The answer must consist of every line in the data below that holds the word "icon".

(Data about app and page elements)
_ _ _
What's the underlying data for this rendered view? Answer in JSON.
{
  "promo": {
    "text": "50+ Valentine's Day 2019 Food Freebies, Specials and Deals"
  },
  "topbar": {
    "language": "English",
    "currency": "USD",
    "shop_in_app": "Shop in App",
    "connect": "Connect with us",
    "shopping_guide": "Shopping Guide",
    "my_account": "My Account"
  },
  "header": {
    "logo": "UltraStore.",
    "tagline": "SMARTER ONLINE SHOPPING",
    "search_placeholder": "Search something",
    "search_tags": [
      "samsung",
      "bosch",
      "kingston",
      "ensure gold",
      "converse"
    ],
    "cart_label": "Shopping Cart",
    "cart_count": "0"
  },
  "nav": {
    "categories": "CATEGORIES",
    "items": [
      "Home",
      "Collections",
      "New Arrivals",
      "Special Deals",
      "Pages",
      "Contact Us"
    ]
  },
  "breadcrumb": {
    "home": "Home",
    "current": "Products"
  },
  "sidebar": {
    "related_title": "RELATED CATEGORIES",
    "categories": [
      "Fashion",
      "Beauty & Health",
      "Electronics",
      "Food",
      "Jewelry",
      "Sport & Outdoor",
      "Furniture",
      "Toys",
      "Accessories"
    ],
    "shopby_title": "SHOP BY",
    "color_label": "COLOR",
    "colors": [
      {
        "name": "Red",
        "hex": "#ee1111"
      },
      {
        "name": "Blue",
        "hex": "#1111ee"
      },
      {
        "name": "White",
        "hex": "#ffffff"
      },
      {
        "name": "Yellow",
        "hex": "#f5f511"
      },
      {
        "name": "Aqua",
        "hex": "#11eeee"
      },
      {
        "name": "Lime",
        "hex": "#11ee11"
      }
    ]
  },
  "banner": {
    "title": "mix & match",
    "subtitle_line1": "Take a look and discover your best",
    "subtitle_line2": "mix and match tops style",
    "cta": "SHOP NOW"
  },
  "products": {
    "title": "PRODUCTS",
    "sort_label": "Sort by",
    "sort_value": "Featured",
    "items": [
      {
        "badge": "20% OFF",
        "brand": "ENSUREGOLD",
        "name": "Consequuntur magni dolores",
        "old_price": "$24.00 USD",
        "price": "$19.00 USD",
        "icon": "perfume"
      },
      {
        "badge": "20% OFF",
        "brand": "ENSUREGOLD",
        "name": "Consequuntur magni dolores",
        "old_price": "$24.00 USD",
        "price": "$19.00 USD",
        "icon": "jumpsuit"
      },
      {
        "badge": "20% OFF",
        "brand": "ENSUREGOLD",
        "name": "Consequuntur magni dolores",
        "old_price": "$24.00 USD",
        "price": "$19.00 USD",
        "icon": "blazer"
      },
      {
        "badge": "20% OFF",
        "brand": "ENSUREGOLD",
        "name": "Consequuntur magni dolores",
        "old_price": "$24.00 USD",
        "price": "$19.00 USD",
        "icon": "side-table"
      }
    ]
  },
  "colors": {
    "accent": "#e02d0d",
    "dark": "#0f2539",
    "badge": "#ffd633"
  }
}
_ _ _
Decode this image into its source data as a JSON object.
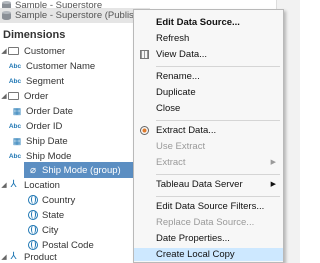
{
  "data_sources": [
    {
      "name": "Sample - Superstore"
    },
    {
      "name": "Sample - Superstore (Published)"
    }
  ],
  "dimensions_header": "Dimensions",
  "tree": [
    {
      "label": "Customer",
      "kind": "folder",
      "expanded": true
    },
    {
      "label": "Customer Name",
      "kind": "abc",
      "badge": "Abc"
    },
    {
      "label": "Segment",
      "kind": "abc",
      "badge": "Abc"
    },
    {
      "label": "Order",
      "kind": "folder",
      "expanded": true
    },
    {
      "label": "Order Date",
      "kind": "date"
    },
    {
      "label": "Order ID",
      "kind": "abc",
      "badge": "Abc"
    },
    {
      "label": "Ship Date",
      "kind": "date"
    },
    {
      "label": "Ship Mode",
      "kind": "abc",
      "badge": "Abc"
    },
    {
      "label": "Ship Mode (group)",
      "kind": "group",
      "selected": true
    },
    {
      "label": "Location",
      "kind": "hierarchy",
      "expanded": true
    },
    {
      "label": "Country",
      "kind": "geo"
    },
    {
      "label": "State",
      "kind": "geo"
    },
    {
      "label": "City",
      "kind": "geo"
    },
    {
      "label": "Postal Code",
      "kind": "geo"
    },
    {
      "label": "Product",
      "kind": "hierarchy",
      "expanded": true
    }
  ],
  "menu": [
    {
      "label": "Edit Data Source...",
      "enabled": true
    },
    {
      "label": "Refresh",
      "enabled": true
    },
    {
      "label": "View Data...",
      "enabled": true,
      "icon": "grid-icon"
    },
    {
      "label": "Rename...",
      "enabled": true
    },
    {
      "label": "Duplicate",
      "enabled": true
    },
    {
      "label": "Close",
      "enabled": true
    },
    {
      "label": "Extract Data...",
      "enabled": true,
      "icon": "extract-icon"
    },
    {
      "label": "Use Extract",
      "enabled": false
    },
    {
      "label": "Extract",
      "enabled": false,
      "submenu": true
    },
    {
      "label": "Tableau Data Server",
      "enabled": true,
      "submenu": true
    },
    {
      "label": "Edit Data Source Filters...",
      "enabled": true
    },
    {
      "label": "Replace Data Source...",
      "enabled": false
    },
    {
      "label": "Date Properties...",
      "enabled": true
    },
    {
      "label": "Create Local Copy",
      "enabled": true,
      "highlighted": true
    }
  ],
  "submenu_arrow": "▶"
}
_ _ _
> PROBLEM SOLUTION:
        "icon": "perfume"
        "icon": "jumpsuit"
        "icon": "blazer"
        "icon": "side-table"
      "icon": "grid-icon"
      "icon": "extract-icon"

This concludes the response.